These were a little bizarre, although not my least favorite snack in the box. Texture-wise, these were like giant hollow Cheeto cylinders, only without the powdery coating. The taste paired oddly with the texture, because it really did taste like some kind of seasoned/sauce-covered chicken.
I'm not including any read-alikes for this.
Gabriel Knight is a New Orleans bookseller and horror novelist. He wants to make it big as an author, but everything he's written so far has flopped. He has high hopes for his next novel, which he plans to base on the recent killings the media has dubbed the Voodoo Murders. First, though, he wants to figure out as much as possible about what's really going on. The police think all the voodoo stuff is fake, a smokescreen meant to hide mob activity, but Gabriel's not so sure. He finds his investigation mixing strangely and uncomfortably with the horrifying dreams he keeps having, in which a woman is burned at the stake.
Sunday, January 24, 2016
Alice in the Country of Clover: Cheshire Cat Waltz (manga, vol. 7) story by QuinRose, art by Mamenosuke Fujimaru, translated by Angela Liu
Warning: this post contains some spoilers.
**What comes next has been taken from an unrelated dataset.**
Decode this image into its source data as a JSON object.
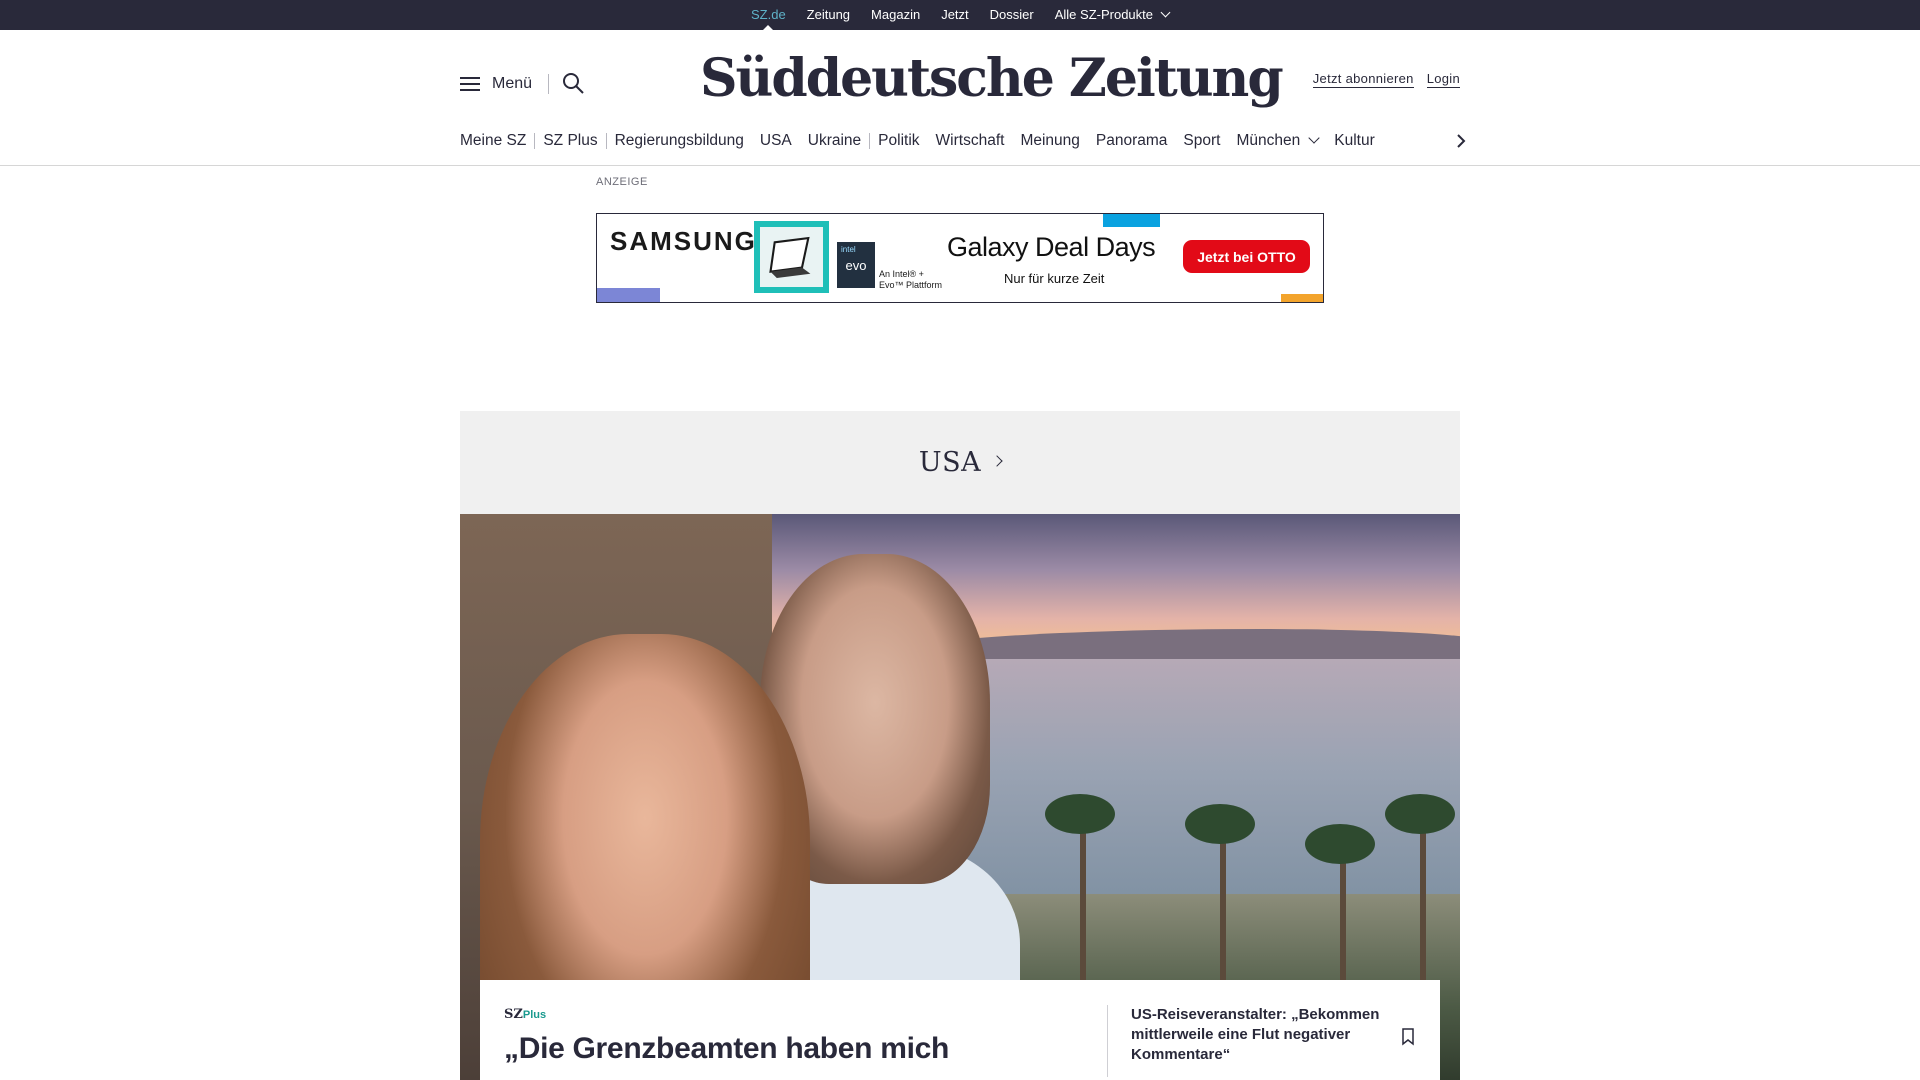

Also, I opted not to include a read-alikes list.
It's the last volume! I read volumes 1 through 6 during my vacation because I didn't realize until it was too late that I didn't have the whole set. Instead of waiting until my next vacation to get the final volume, I decided to request it via interlibrary loan (I'm so thankful for ILL, it's wonderful).
The first half of this volume was a continuation of the main story, while the next half was a continuation of the prequel story (set in the Country of Hearts) included at the end of several of the other Cheshire Cat Waltz volumes.
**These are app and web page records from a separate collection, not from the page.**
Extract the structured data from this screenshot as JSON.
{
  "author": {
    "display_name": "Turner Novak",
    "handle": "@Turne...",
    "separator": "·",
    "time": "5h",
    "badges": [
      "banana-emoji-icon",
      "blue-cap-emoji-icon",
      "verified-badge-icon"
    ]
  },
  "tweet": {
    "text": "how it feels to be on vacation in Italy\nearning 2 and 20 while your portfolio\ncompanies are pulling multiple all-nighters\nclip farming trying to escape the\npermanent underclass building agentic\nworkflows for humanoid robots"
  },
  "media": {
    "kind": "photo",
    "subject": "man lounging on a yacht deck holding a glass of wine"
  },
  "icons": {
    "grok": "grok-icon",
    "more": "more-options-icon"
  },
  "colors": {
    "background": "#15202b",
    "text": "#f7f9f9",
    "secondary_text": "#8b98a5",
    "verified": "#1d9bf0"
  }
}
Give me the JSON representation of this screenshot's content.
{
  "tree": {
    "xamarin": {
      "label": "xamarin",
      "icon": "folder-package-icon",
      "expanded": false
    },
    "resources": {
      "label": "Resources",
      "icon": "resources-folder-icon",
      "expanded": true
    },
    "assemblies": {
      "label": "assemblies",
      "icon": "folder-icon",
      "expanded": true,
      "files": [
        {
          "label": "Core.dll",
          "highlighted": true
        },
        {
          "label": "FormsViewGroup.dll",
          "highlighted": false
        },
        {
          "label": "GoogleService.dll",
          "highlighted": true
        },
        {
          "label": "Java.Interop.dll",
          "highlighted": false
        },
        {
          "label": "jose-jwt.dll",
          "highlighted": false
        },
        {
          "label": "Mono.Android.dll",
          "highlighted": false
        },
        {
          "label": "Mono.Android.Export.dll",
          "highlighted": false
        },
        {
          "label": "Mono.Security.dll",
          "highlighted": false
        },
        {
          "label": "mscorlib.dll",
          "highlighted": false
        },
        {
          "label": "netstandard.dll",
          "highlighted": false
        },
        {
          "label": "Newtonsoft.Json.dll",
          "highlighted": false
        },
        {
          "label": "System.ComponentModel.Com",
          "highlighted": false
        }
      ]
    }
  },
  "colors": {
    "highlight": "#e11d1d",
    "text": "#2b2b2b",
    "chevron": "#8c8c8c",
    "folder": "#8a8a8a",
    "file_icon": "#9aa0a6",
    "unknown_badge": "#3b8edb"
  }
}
The main story: Alice is working at the cafe while Pierce and Boris enjoy a nice meal. Or rather, Pierce enjoys his meal while Boris picks at his and surreptitiously watches a Faceless customer. Alice becomes concerned when Boris suddenly disappears. He left to confront the Faceless man and put Pierce in charge of keeping Alice safe. However, there are quite a few more enemies in the area than Boris realizes. Luckily for both Boris and Alice, Blood and his gang are well-prepared.
Saturday, January 23, 2016
Thirteen-year-old Talia is a member of the Holderkin, a puritanical and patriarchal group of people in the country of Valdemar. Although reading is considered an unwomanly activity, Talia loves to read and secretly dreams of becoming a Herald, or at least going to live with them. All she knows about them is whatever she's been able to figure out from books: they're kind and noble, they keep the peace in Valdemar, and they ride Companions, gorgeous and intelligent white horses. When the Elders tell Talia that it's time for her to be married, she runs away and accidentally stumbles upon one of the Companions she has dreamed about for so long. He doesn't have a Herald with him, so she figures she'll take him back to where he belongs and hopefully convince someone to give her a job. So begins Talia's new life as a Herald trainee.
At school, Kyouko Hori is perfect and popular. She has great grades, she looks gorgeous, and everyone wants to spend time with her. Izumi Miyamura, on the other hand, looks like a gloomy geek. Then one day Hori and Miyamura find out each other's secrets: both of them are very different outside of school. The reason why Hori can never go out with her friends after school is because her parents work all the time and she's responsible for taking care of her brother and all the housework. Outside of school, she never wears makeup and barely bothers to do her hair. And Miyamura is secretly tattooed and pierced.